A Return to Normalcy
The Master, Judd Tully, has some more temperature taking at Frieze:
The days of the five-minute decision are over,” said Andreas Gegner, director of Monika Sprüth Philomene Magers’s London branch. “The guideline for the future is that quality works at good prices will sell, and bad pieces won’t.”
Evidently the gallery, which also has a Cologne location and is opening a Berlin branch this weekend, had some good pieces.

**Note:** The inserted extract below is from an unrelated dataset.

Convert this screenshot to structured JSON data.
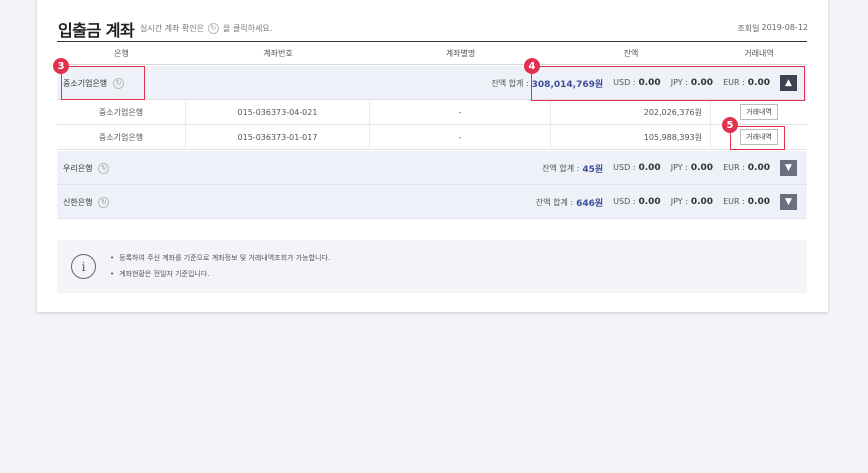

A new mural-sized manipulated photo work by Andreas Gursky — based on a space-agey music club in Frankfurt — sold for €600,000 ($806,000).
The gallery also sold a two-panel piece by John Baldessari, Beautiful in My Eyes from 2006, for $350,000; a large George Condo drawing in acrylic, charcoal, and oil pastel, Rodrigo with Girlfriend (2008), for $75,000; Thomas Demand’s Kabine, a C-print/Diasec image from 2007, from an edition of 6, for €130,000; Sterling Ruby’s funky, towering sculpture Monument Stalagmite-Wear It (2006), executed in urethane, Formica, and wood, for $135,000; and a fresh work from the Swiss duo Fischli Weiss, Untitled (Egg), in mixed media and plaster, for €450,000. [ . . . ]
Photography and sculpture were also moving at New York’s Metro Pictures. Several prints from a new series by self-portrait icon Cindy Sherman sold at $175,000 apiece. The artist continues to invent new personas, here appearing as a fashionable, middle-aged woman, dripping in Balenciaga and wearing oversized glasses. Her new show opens at the New York gallery next month.
“We came here with no expectations,” said the gallery’s Tom Heman, “and it’s been fine. The whole art world has gotten used to this totally hyperactive market, and now it has returned to a little bit of normalcy.”
The Era of the Five-Minute Decision is Over (ArtInfo)